Stakes Are High In Oracle V. Google, But The Public Has Already Lost Big, by Electronic Frontier Foundation

After all, there is a real cost to defending fair use. It takes time, money, lawyers, and thanks to the outrageous penalties associated with copyright infringement, comes with a substantial risk. Beyond all those known costs, wedging a layer of copyright permissions culture into API compatibility comes with serious unknowable costs, too: how many developers will abandon ideas for competitive software because the legal risks are too great?


Apple R&D Reveals A Pivot Is Coming, by Neil Cybart, Above Avalon

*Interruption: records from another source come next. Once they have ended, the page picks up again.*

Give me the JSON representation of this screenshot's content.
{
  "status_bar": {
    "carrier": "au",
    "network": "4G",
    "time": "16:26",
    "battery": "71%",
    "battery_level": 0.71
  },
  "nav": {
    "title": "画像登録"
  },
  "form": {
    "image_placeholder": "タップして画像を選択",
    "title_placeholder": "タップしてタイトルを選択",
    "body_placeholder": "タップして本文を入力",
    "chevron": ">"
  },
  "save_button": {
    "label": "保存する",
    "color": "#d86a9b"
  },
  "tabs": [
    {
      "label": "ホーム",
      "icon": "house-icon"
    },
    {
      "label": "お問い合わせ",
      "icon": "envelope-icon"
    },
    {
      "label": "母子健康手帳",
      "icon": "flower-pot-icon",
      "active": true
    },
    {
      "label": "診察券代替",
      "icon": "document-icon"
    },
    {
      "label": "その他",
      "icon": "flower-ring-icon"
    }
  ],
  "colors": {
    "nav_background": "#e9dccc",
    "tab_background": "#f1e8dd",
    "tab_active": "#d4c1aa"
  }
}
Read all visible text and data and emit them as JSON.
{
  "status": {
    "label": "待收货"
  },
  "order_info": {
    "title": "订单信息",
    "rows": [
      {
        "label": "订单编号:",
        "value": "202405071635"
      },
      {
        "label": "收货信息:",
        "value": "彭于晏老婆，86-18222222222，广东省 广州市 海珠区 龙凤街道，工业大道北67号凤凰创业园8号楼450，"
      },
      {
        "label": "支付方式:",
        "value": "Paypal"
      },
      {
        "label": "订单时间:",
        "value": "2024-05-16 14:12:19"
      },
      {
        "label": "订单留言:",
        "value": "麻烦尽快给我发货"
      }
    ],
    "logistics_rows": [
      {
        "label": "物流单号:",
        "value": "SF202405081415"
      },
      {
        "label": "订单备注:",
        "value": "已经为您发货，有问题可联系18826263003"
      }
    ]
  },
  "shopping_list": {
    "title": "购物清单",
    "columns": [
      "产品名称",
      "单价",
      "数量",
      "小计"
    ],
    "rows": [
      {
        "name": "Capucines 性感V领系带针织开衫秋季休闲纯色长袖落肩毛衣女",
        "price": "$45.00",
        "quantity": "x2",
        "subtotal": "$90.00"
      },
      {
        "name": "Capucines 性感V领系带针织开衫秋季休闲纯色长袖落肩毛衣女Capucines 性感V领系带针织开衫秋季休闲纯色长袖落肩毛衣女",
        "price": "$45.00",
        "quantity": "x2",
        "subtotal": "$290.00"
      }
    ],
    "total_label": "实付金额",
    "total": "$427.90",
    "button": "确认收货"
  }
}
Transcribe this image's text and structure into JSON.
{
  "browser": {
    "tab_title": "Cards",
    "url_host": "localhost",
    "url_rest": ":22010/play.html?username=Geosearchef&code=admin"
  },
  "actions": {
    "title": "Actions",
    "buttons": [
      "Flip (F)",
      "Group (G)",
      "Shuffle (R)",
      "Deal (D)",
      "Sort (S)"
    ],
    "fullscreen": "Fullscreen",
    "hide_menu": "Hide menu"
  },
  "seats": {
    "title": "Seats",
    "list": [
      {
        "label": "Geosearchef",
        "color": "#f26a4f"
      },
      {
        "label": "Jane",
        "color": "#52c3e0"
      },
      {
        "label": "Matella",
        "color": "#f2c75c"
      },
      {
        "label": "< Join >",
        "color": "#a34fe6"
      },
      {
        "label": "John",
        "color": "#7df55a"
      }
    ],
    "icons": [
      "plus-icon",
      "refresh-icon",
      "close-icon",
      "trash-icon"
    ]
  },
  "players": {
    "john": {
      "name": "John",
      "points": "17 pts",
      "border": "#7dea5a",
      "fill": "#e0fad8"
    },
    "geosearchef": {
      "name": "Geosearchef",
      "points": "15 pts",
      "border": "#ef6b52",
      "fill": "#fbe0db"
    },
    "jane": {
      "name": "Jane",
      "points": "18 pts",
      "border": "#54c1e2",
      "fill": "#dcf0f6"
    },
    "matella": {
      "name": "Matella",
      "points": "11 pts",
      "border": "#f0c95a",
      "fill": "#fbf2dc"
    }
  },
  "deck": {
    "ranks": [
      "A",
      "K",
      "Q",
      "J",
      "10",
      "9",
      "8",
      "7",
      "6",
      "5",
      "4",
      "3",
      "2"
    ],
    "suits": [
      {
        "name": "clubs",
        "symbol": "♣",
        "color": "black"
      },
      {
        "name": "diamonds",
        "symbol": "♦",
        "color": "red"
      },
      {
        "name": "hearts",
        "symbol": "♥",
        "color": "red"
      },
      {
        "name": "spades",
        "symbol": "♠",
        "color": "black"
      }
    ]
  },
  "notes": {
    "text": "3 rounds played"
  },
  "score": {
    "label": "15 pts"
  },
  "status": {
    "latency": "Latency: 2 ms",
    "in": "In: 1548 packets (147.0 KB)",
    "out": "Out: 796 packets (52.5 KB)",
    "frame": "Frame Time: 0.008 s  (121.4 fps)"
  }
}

Apple has likely spent upwards of a few billion dollars on Project Titan so far when including real estate and stock-based compensation. When considering that Apple will likely be spending upwards of $14 billion per year on R&D by 2017 or 2018, Project Titan could easily end up being a $10-$15 billion project before Apple even ships a product. This is uncharted territory not just for Apple, but for the entire auto industry.

Apple Unable To Restore Missing Teen's iPhone, Lawyer Says; Other Boy's Family Seeks Further Testing, by Kate Jacobson and Adam Sacasa, Sun Sentinel

A team of engineers at Apple couldn't extract information from an iPhone belonging to one of the two teens who went missing last summer, but one of the families is still pushing for further testing.

How Typography Can Save Your Life, by Lena Groeger, Propublica

So why do we use all caps instead of bold or italic or even highlighted? Because back when lawyers used typewriters, the only simple way to emphasize anything was to use ALL CAPS. And while today our fancy post-typewriter machines could certainly render the text in other “conspicuous” ways, tradition is hard to break. Just ask the weather service.

Bottom of the Page

Sunsetting Sunrise - the event that all headline writers have been waiting for all these months.


Thanks for reading.